> _RECORDS SHOWN_
====

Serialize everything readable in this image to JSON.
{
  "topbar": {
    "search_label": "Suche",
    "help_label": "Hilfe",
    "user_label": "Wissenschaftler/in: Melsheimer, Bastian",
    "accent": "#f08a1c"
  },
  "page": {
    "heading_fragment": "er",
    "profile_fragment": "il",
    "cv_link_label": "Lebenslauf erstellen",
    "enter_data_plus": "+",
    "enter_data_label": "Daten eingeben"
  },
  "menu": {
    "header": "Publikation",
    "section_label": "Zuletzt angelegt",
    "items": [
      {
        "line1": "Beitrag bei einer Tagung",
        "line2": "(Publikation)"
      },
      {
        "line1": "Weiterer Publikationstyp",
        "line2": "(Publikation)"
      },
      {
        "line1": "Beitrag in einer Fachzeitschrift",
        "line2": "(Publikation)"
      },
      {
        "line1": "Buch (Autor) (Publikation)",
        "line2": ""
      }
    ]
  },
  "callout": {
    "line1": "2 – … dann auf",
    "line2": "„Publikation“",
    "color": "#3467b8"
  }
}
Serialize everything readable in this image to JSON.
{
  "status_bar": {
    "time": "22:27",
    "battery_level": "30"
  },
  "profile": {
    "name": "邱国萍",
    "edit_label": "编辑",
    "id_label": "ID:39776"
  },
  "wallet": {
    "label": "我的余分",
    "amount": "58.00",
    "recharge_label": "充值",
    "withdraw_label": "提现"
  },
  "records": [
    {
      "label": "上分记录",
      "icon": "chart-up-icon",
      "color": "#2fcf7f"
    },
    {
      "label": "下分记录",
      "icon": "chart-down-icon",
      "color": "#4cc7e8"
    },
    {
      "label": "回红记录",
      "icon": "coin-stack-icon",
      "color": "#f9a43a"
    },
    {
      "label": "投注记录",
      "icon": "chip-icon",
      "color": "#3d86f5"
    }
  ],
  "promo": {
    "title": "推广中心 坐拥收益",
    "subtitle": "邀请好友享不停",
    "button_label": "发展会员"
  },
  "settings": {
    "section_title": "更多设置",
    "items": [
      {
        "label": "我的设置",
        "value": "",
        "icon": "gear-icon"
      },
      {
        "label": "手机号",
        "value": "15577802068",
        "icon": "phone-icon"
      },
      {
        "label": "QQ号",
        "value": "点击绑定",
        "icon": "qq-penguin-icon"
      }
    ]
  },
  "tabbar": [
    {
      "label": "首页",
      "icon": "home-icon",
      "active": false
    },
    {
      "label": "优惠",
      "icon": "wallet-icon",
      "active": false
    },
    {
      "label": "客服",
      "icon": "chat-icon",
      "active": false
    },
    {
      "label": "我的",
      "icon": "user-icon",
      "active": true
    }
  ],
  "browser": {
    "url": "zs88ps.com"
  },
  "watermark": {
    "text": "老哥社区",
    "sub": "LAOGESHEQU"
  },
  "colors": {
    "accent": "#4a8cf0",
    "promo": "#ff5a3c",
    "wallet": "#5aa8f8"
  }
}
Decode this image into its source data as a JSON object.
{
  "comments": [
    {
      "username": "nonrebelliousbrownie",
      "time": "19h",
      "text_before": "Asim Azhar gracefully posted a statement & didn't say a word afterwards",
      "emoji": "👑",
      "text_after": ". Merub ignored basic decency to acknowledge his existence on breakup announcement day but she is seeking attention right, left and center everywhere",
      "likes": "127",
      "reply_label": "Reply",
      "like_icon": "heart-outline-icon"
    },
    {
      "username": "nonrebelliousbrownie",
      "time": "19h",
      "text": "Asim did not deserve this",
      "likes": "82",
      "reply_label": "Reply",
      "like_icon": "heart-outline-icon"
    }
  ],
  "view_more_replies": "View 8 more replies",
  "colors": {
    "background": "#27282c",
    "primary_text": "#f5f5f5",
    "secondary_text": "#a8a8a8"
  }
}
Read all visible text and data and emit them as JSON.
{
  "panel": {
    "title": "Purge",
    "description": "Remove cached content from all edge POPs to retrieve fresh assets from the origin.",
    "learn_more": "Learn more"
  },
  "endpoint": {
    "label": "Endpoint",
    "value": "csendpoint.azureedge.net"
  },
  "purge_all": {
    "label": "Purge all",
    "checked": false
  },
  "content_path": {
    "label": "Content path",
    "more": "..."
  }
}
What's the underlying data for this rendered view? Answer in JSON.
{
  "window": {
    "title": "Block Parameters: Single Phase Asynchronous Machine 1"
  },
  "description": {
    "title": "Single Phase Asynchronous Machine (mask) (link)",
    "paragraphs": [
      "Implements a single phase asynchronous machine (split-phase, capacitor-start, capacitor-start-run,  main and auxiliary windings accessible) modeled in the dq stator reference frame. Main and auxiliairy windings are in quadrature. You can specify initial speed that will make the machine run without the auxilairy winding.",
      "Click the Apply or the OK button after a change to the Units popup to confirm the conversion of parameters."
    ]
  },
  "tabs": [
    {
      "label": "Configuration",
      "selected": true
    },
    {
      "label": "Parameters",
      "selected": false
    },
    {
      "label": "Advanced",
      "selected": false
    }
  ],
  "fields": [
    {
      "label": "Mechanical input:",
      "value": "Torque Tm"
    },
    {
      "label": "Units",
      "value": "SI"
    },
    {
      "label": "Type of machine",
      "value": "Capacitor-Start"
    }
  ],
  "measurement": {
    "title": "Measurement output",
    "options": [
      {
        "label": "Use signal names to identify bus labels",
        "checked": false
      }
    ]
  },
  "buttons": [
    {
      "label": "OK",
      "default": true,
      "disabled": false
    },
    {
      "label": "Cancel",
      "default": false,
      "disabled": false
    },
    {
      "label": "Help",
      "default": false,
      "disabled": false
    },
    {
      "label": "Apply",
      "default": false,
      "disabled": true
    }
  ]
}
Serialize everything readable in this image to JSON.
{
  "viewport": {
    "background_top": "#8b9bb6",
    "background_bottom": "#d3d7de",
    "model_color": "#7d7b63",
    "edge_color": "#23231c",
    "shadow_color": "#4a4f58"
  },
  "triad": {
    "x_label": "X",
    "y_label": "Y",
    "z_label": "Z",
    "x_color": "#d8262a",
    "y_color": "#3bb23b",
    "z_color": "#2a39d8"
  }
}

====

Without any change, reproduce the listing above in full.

Serialize everything readable in this image to JSON.
{
  "topbar": {
    "search_label": "Suche",
    "help_label": "Hilfe",
    "user_label": "Wissenschaftler/in: Melsheimer, Bastian",
    "accent": "#f08a1c"
  },
  "page": {
    "heading_fragment": "er",
    "profile_fragment": "il",
    "cv_link_label": "Lebenslauf erstellen",
    "enter_data_plus": "+",
    "enter_data_label": "Daten eingeben"
  },
  "menu": {
    "header": "Publikation",
    "section_label": "Zuletzt angelegt",
    "items": [
      {
        "line1": "Beitrag bei einer Tagung",
        "line2": "(Publikation)"
      },
      {
        "line1": "Weiterer Publikationstyp",
        "line2": "(Publikation)"
      },
      {
        "line1": "Beitrag in einer Fachzeitschrift",
        "line2": "(Publikation)"
      },
      {
        "line1": "Buch (Autor) (Publikation)",
        "line2": ""
      }
    ]
  },
  "callout": {
    "line1": "2 – … dann auf",
    "line2": "„Publikation“",
    "color": "#3467b8"
  }
}
Serialize everything readable in this image to JSON.
{
  "status_bar": {
    "time": "22:27",
    "battery_level": "30"
  },
  "profile": {
    "name": "邱国萍",
    "edit_label": "编辑",
    "id_label": "ID:39776"
  },
  "wallet": {
    "label": "我的余分",
    "amount": "58.00",
    "recharge_label": "充值",
    "withdraw_label": "提现"
  },
  "records": [
    {
      "label": "上分记录",
      "icon": "chart-up-icon",
      "color": "#2fcf7f"
    },
    {
      "label": "下分记录",
      "icon": "chart-down-icon",
      "color": "#4cc7e8"
    },
    {
      "label": "回红记录",
      "icon": "coin-stack-icon",
      "color": "#f9a43a"
    },
    {
      "label": "投注记录",
      "icon": "chip-icon",
      "color": "#3d86f5"
    }
  ],
  "promo": {
    "title": "推广中心 坐拥收益",
    "subtitle": "邀请好友享不停",
    "button_label": "发展会员"
  },
  "settings": {
    "section_title": "更多设置",
    "items": [
      {
        "label": "我的设置",
        "value": "",
        "icon": "gear-icon"
      },
      {
        "label": "手机号",
        "value": "15577802068",
        "icon": "phone-icon"
      },
      {
        "label": "QQ号",
        "value": "点击绑定",
        "icon": "qq-penguin-icon"
      }
    ]
  },
  "tabbar": [
    {
      "label": "首页",
      "icon": "home-icon",
      "active": false
    },
    {
      "label": "优惠",
      "icon": "wallet-icon",
      "active": false
    },
    {
      "label": "客服",
      "icon": "chat-icon",
      "active": false
    },
    {
      "label": "我的",
      "icon": "user-icon",
      "active": true
    }
  ],
  "browser": {
    "url": "zs88ps.com"
  },
  "watermark": {
    "text": "老哥社区",
    "sub": "LAOGESHEQU"
  },
  "colors": {
    "accent": "#4a8cf0",
    "promo": "#ff5a3c",
    "wallet": "#5aa8f8"
  }
}
Decode this image into its source data as a JSON object.
{
  "comments": [
    {
      "username": "nonrebelliousbrownie",
      "time": "19h",
      "text_before": "Asim Azhar gracefully posted a statement & didn't say a word afterwards",
      "emoji": "👑",
      "text_after": ". Merub ignored basic decency to acknowledge his existence on breakup announcement day but she is seeking attention right, left and center everywhere",
      "likes": "127",
      "reply_label": "Reply",
      "like_icon": "heart-outline-icon"
    },
    {
      "username": "nonrebelliousbrownie",
      "time": "19h",
      "text": "Asim did not deserve this",
      "likes": "82",
      "reply_label": "Reply",
      "like_icon": "heart-outline-icon"
    }
  ],
  "view_more_replies": "View 8 more replies",
  "colors": {
    "background": "#27282c",
    "primary_text": "#f5f5f5",
    "secondary_text": "#a8a8a8"
  }
}
Read all visible text and data and emit them as JSON.
{
  "panel": {
    "title": "Purge",
    "description": "Remove cached content from all edge POPs to retrieve fresh assets from the origin.",
    "learn_more": "Learn more"
  },
  "endpoint": {
    "label": "Endpoint",
    "value": "csendpoint.azureedge.net"
  },
  "purge_all": {
    "label": "Purge all",
    "checked": false
  },
  "content_path": {
    "label": "Content path",
    "more": "..."
  }
}
What's the underlying data for this rendered view? Answer in JSON.
{
  "window": {
    "title": "Block Parameters: Single Phase Asynchronous Machine 1"
  },
  "description": {
    "title": "Single Phase Asynchronous Machine (mask) (link)",
    "paragraphs": [
      "Implements a single phase asynchronous machine (split-phase, capacitor-start, capacitor-start-run,  main and auxiliary windings accessible) modeled in the dq stator reference frame. Main and auxiliairy windings are in quadrature. You can specify initial speed that will make the machine run without the auxilairy winding.",
      "Click the Apply or the OK button after a change to the Units popup to confirm the conversion of parameters."
    ]
  },
  "tabs": [
    {
      "label": "Configuration",
      "selected": true
    },
    {
      "label": "Parameters",
      "selected": false
    },
    {
      "label": "Advanced",
      "selected": false
    }
  ],
  "fields": [
    {
      "label": "Mechanical input:",
      "value": "Torque Tm"
    },
    {
      "label": "Units",
      "value": "SI"
    },
    {
      "label": "Type of machine",
      "value": "Capacitor-Start"
    }
  ],
  "measurement": {
    "title": "Measurement output",
    "options": [
      {
        "label": "Use signal names to identify bus labels",
        "checked": false
      }
    ]
  },
  "buttons": [
    {
      "label": "OK",
      "default": true,
      "disabled": false
    },
    {
      "label": "Cancel",
      "default": false,
      "disabled": false
    },
    {
      "label": "Help",
      "default": false,
      "disabled": false
    },
    {
      "label": "Apply",
      "default": false,
      "disabled": true
    }
  ]
}
Serialize everything readable in this image to JSON.
{
  "viewport": {
    "background_top": "#8b9bb6",
    "background_bottom": "#d3d7de",
    "model_color": "#7d7b63",
    "edge_color": "#23231c",
    "shadow_color": "#4a4f58"
  },
  "triad": {
    "x_label": "X",
    "y_label": "Y",
    "z_label": "Z",
    "x_color": "#d8262a",
    "y_color": "#3bb23b",
    "z_color": "#2a39d8"
  }
}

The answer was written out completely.